Joseph Morelli’90 and Barbara Wirostko’91 completed residencies at Columbia, he in anesthesiology, she in ophthalmology. After the loss of their oldest son in a car accident in 2014, they started a nonprofit that awards scholarships to young adults with learning challenges, such as dyslexia. Since 2014 they have received hundreds of applications from around the country and have awarded over $150,000 to 77 students in 23 states. The nonprofit’s scholarship is recognized by many organizations as one of only a few scholarships that support young adults who have learning challenges. Barbara writes: “Upwards of 20% of the population can struggle with dyslexia and often it can go undiagnosed. It is a very common cause of anxiety and depression and also for young people failing out of school.” Barbara was invited to give a TedX talk in Montana last year about her son Joseph’s story and struggle. Learn more about the project at

Dineo Khabele has been named head of the Department of Obstetrics & Gynecology at Washington University School of Medicine in St. Louis. “Her research on the pathobiology of ovarian cancer and molecular targets for novel therapies has the potential to help many women with this devastating disease,” says David Perlmutter, executive vice chancellor for medical affairs. Dineo has been an active mentor and teacher for young physician-scientists, recently starting the first gynecologic oncology fellowship in the state of Kansas.

Jonathan Rosand has been elected to the Columbia University Board of Trustees. Jonathan holds the J.P. Kistler Endowed Chair in Neurology and is a faculty member in the Center for Genomic Medicine at Massachusetts General Hospital, where he is appointed professor of neurology at Harvard, and associate member of the Broad Institute of MIT and Harvard. (His endowed chair honors J. Philip Kistler, a 1964 VP&S graduate who was director of the Mass General stroke service from 1978 to 2004 and is now professor of neurology, emeritus, at Harvard.) Jonathan is a critical care and vascular neurologist with expertise in the genetics of complex diseases. The focus of his research is discovering the role of genetics in cerebrovascular disease and using those discoveries to speed up the development of new treatments. Jonathan has served as program director for Harvard’s clinical training programs in stroke and neurocritical care and is principal investigator of the NIH investigator training program Recovery and Restoration of Central Nervous System Health and Function After Injury. He founded the International Stroke Genetics Consortium and launched the NIH-funded Platform for Accelerating Genetic Discovery for Cerebrovascular Disease. After establishing Mass General’s Division of Neurocritical Care, Jonathan stepped down as chief to establish the Henry and Allison McCance Center for Brain Health. The mission of the center is to identify and study the indicators of brain health, discover and develop the interventions that can prevent brain disease, and convene a borderless community of knowledge and tools essential for implementing and integrating these indicators and interventions into primary care.
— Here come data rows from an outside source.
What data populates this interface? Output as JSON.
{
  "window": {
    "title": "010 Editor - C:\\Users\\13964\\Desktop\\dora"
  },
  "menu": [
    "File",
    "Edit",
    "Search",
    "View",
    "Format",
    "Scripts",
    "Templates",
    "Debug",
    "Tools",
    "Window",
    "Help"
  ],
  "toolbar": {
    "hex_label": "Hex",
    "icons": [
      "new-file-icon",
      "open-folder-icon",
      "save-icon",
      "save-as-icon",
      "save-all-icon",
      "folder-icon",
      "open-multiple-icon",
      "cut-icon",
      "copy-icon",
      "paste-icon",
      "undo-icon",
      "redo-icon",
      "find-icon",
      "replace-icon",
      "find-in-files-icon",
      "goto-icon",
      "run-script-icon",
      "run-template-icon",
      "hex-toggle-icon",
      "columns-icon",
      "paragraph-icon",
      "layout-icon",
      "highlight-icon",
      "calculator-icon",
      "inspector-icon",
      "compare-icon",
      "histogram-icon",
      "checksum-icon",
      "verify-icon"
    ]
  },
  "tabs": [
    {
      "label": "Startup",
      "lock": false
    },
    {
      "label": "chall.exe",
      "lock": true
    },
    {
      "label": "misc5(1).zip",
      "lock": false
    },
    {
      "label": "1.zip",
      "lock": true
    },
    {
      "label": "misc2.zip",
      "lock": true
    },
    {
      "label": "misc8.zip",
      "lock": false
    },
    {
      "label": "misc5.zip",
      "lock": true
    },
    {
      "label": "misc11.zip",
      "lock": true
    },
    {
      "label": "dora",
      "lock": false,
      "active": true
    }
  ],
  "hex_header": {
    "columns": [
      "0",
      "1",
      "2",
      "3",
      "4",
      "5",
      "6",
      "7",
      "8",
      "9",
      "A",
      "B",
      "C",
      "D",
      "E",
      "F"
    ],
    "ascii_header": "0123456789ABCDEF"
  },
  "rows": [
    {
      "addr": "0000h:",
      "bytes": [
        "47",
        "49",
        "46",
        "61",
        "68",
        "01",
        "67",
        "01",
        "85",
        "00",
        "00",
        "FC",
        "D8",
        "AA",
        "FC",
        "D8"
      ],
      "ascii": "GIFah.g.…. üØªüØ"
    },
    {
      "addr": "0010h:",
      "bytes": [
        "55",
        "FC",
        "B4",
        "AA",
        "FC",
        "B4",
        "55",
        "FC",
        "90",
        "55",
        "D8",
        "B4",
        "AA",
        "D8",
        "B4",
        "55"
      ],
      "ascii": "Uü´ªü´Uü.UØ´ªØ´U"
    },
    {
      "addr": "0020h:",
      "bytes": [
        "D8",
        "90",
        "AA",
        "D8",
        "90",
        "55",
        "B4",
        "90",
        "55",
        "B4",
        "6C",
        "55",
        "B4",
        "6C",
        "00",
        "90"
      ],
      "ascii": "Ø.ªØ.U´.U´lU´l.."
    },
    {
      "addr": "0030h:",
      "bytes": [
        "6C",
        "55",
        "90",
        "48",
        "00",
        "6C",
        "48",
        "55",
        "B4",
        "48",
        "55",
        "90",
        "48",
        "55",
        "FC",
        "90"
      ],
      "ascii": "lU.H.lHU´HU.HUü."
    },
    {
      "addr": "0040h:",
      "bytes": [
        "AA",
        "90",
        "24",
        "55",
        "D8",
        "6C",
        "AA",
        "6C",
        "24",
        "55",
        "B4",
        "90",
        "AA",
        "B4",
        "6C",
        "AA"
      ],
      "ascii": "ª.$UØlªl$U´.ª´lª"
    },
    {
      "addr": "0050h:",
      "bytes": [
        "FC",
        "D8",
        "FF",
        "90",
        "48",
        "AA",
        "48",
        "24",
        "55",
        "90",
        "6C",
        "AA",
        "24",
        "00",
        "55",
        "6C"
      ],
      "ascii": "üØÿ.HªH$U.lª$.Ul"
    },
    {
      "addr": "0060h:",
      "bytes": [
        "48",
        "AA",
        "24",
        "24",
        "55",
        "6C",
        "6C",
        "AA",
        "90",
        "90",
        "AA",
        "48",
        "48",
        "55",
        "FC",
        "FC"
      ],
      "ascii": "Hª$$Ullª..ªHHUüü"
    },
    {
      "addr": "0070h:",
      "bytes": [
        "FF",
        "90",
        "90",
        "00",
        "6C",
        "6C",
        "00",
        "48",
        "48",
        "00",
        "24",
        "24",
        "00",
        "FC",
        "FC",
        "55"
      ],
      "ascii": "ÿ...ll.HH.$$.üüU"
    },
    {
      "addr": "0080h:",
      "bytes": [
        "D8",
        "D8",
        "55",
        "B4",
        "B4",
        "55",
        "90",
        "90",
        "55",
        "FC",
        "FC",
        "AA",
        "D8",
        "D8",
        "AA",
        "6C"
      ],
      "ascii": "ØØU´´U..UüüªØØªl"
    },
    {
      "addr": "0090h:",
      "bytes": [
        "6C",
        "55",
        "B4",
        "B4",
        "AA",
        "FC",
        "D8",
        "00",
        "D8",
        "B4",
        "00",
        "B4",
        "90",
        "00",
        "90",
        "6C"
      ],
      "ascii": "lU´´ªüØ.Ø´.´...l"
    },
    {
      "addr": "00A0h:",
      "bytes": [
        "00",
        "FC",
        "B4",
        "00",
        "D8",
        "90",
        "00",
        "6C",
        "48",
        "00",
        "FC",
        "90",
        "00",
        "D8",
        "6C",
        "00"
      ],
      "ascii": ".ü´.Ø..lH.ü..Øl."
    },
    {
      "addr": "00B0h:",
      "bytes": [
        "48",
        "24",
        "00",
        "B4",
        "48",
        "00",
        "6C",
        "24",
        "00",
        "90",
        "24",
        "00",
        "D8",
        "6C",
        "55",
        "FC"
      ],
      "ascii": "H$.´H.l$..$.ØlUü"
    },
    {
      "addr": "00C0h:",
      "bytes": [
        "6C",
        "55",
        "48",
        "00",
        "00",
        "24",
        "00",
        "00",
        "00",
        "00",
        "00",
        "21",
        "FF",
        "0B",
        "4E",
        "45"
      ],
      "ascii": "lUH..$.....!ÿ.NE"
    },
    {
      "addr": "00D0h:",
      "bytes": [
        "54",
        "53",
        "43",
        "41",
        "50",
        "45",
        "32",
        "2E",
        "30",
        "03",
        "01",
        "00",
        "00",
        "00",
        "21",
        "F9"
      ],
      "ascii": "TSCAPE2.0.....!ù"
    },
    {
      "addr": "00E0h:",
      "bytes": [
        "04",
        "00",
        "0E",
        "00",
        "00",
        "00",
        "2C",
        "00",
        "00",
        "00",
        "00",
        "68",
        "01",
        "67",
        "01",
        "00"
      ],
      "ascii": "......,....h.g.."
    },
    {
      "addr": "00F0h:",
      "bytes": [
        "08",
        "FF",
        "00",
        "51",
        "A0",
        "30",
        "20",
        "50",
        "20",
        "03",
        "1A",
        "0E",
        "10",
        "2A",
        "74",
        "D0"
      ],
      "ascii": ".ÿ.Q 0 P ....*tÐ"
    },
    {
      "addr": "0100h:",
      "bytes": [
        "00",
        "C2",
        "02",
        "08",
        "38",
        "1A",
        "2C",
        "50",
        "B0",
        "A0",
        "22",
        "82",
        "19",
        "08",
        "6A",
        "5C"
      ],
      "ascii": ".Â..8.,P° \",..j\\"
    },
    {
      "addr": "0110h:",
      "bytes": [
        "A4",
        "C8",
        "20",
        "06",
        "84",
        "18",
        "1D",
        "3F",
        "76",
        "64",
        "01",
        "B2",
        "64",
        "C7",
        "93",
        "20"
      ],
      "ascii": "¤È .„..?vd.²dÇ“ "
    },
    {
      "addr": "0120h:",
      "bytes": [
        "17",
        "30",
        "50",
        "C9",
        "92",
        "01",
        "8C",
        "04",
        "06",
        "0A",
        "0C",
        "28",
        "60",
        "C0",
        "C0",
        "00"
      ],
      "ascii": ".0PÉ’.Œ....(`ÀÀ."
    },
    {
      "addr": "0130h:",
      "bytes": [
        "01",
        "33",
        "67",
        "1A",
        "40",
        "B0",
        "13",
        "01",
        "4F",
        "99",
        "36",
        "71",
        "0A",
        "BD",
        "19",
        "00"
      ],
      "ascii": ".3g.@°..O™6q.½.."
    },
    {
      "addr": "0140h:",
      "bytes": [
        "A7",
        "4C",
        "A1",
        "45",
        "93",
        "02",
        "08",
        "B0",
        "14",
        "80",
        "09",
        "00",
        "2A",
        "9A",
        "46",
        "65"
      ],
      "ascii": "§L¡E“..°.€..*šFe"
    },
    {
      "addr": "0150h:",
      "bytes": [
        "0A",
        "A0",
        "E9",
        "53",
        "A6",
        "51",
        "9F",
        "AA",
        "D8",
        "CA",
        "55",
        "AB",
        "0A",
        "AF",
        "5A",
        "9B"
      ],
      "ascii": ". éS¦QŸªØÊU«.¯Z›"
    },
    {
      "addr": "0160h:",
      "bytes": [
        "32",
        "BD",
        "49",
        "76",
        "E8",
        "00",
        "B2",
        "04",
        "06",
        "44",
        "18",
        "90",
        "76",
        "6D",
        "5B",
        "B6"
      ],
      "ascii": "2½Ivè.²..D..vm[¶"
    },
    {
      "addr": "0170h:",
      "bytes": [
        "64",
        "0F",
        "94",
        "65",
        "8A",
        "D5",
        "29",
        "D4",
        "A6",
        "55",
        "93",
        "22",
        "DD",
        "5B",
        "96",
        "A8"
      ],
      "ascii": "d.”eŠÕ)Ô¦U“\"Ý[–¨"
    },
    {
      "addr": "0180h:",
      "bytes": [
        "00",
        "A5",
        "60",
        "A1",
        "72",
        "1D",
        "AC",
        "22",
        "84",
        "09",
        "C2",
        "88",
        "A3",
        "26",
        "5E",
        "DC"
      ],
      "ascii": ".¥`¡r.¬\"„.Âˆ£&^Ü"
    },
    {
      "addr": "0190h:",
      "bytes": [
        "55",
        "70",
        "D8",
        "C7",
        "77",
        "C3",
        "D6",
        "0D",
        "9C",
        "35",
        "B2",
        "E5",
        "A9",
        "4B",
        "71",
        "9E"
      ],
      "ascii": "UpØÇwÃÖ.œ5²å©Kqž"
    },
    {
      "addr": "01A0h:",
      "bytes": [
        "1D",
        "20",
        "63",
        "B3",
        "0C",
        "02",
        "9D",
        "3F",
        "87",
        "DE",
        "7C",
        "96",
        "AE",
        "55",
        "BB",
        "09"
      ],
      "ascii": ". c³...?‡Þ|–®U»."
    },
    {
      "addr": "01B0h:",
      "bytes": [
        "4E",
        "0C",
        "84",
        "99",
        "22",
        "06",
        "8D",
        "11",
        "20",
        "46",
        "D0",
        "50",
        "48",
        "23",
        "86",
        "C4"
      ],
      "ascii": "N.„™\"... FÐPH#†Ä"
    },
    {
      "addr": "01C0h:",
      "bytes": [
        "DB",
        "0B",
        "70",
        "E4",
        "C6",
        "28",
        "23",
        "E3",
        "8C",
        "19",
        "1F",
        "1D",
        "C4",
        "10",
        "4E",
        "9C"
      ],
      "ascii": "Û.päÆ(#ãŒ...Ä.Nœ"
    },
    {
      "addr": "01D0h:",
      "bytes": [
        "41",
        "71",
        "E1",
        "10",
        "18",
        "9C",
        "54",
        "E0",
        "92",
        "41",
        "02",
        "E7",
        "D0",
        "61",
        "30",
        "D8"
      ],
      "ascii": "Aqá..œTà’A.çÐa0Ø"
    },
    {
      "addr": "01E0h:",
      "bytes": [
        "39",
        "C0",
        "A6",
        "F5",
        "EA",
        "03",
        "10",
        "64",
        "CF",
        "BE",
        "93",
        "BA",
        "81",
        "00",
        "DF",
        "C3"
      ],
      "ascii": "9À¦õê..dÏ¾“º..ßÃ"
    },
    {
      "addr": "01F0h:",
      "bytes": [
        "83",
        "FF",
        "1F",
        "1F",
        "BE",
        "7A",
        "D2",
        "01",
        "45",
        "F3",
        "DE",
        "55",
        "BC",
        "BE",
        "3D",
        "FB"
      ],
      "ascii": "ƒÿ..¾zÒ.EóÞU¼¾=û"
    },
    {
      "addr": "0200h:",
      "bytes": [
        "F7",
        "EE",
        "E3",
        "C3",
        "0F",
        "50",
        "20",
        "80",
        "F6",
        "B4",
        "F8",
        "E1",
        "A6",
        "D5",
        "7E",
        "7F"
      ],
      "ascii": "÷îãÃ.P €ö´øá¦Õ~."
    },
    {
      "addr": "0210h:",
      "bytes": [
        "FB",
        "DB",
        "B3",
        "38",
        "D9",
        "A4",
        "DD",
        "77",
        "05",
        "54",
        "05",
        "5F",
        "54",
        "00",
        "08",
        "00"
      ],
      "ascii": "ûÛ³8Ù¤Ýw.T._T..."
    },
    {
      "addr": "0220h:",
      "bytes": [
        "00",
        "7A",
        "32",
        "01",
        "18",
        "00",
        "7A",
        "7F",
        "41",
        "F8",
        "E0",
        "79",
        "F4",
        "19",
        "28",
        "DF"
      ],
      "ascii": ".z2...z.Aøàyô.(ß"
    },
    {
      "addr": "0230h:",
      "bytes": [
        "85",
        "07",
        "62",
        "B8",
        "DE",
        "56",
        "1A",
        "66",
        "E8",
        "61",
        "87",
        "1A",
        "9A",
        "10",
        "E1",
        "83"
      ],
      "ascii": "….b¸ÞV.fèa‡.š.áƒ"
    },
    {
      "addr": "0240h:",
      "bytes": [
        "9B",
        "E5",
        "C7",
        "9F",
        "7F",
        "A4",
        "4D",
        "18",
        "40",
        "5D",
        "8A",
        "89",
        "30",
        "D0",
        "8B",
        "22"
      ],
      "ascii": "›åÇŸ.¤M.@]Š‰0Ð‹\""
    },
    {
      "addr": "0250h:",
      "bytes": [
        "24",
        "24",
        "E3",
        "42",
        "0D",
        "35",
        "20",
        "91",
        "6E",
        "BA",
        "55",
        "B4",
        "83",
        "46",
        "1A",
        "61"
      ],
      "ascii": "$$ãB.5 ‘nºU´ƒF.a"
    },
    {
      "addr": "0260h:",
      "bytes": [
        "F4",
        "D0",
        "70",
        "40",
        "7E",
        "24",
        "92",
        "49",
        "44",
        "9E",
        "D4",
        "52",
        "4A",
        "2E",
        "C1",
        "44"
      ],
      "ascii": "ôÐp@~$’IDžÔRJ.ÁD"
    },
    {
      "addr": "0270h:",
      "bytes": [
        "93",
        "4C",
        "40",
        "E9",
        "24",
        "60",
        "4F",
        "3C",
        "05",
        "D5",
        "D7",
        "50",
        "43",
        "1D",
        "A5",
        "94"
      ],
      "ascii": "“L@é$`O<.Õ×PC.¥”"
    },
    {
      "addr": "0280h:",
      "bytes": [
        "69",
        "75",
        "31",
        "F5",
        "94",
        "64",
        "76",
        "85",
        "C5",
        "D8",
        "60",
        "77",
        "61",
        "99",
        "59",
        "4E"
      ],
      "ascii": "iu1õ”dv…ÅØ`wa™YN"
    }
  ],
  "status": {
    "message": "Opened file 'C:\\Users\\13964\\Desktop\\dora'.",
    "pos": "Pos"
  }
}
See Alumni in Print to read about a book written by Jacob M. Appel. Jacob teaches bioethics at the Icahn School of Medicine at Mount Sinai, where he is director of ethics education in psychiatry and a member of the Institutional Review Board. He is also an attending psychiatrist in the Mount Sinai Healthcare System. Jacob is the subject of a 46-minute documentary titled “Jacob” that is streaming on Amazon Prime.